Appeal from judgment of sentence of Court of Common Pleas, Criminal Division, of Allegheny County, May T., 1969, Nos. 261 and 590, in case of Commonwealth of Pennsylvania v. Jack Williams.
John J. Dean and Sallie Ann Radick, Assistant Public Defenders, and George H. Ross, Public Defender, for appellant.
Carol Mary Los, Assistant District Attorney, and Robert W. Duggan, District Attorney, for Commonwealth, appellee.
Wright, P. J., Watkins, Montgomery, Jacobs, Hoffman, Spaulding, and Cercone, JJ. Opinion by Cercone, J.
[ 219 Pa. Super. Page 110]
Jack Williams was found guilty on two charges of illegal possession of narcotics, arising out of searches of his living quarters on two separate occasions. Williams was living on Jacksonia Street in Pittsburgh when the first search was conducted on February 20, 1969. The second search was on April 17th of the same year at his then residence on Broad Street in Pittsburgh. On both occasions, narcotics were found.
Pittsburgh police suspected the defendant of possessing and selling drugs from his home. On the evening of February 20, 1969, while conducting a surveillance of defendant's house the police saw a 17-year-old boy come out of the house. They stopped and searched him, finding a quantity of marijuana. At the police station the lad gave the police a statement naming Williams as the seller of the drugs. On the basis of the drugs they had seized and the youth's statement, police obtained a warrant for the search of defendant's home. The search led to the first charge of possession against Williams.
Defendant claims that the police had no probable cause to stop and search the youth while he was leaving defendant's home and that the lack of probable cause invalidated the warrant which was subsequently issued for the search of his home. Defendant claims that evidence secured by police pursuant to the warrant was "fruit of the poisonous tree", citing Wong Sun v. U. S., 371 U.S. 471, 83 S. Ct. 407, 9 L. Ed. 2d 441 (1963).*fn1
[ 219 Pa. Super. Page 111]

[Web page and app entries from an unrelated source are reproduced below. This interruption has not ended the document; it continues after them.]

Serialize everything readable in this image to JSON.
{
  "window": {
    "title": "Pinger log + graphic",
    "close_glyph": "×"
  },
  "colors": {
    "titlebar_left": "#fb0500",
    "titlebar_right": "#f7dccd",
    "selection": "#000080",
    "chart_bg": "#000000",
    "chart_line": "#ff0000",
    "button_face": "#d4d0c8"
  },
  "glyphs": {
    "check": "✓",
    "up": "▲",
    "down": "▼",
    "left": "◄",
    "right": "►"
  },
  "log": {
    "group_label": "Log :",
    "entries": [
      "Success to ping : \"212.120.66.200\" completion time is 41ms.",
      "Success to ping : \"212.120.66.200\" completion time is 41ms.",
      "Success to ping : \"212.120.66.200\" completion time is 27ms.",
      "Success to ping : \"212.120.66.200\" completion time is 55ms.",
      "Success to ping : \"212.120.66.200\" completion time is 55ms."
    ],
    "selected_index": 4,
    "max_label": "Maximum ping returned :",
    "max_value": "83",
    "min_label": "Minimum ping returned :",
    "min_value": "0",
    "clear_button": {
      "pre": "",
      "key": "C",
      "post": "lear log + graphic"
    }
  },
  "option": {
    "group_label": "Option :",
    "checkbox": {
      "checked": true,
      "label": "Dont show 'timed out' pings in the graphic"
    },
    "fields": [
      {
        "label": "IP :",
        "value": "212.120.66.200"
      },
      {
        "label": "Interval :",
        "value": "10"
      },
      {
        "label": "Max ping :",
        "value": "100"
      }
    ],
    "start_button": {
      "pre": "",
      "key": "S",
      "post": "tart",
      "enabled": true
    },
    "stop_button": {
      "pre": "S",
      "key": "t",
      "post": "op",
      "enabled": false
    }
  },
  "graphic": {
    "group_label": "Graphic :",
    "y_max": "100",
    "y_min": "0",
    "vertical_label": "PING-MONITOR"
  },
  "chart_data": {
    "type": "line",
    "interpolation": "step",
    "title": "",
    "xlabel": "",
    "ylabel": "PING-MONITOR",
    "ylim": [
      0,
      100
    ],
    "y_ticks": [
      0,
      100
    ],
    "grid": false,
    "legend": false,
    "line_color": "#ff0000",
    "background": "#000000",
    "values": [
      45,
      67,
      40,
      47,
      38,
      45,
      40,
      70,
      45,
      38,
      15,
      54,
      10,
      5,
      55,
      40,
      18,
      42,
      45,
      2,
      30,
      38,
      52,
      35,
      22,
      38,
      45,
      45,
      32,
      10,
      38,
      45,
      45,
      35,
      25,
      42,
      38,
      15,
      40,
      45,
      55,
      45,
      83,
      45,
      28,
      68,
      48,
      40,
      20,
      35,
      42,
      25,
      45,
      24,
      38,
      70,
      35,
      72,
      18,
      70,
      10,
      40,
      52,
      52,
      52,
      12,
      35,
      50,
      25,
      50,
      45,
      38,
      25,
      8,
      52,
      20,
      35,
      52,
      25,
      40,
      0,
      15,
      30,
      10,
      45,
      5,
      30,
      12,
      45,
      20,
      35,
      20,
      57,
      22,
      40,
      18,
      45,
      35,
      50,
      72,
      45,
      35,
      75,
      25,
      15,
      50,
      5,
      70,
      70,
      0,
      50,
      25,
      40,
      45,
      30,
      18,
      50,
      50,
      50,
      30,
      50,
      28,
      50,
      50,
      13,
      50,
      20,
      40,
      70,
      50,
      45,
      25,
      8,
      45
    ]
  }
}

In our opinion, the search of the 17-year-old boy is irrelevant to this appeal, because Jack Williams obviously lacks any standing to challenge the police actions regarding the boy. In Jones v. United States, 362 U.S. 257, 80 S. Ct. 725, 4 L. Ed. 2d 697, 78 A.L.R. 2d 233 (1960), cert. denied, after remand 371 U.S. 852, 83 S. Ct. 73, 9 L. Ed. 2d 88 (1962), Justice Frankfurter stated that in order to have standing to challenge a search and seizure ". . . one must have been a victim of a search or seizure, one against whom the search was directed, as distinguished from one who claims prejudice only through the use of evidence gathered as a consequence of a search or seizure directed at someone else." 362 U.S. at 261, 80 S. Ct. at 731, 4 L. Ed. 2d at 702. Williams is clearly in the latter category, lacks the proper standing, and his claims must be rejected.
Defendant argues that his second conviction must be invalidated because the magistrate issued the search warrant without having sufficient information to establish probable cause. He says that the drugs seized pursuant to this warrant, issued on April 16, 1969, were improperly admitted into evidence and should have been suppressed. This claim clearly lacks any foundation. The issuing magistrate was told that the police first received their lead from an informant who had been proved reliable in the past. This reliability was demonstrated when the magistrate was given a list of other tips provided by the same informant which had led to arrests of persons whose names were submitted to the magistrate and to confiscations by police of various narcotics in the past. Furthermore, the magistrate was advised that the basis of the informant's belief (that Williams possessed narcotics) was the fact that the informant had seen the defendant carrying a large
[ 219 Pa. Super. Page 112]
quantity of marijuana into the Broad Street address three days earlier. If this were not enough, the magistrate further learned that the policeman seeking the warrant personally observed defendant entering and leaving those premises and that Williams was also subject to an arrest warrant issued in connection with a prior drug investigation in which he could not be found! The magistrate certainly had sufficient information to find probable cause existed and to issue the warrant which led to Williams' second conviction. See Spinelli v. United States, 393 U.S. 410, 89 S. Ct. 584, 21 L. Ed. 2d 637 ...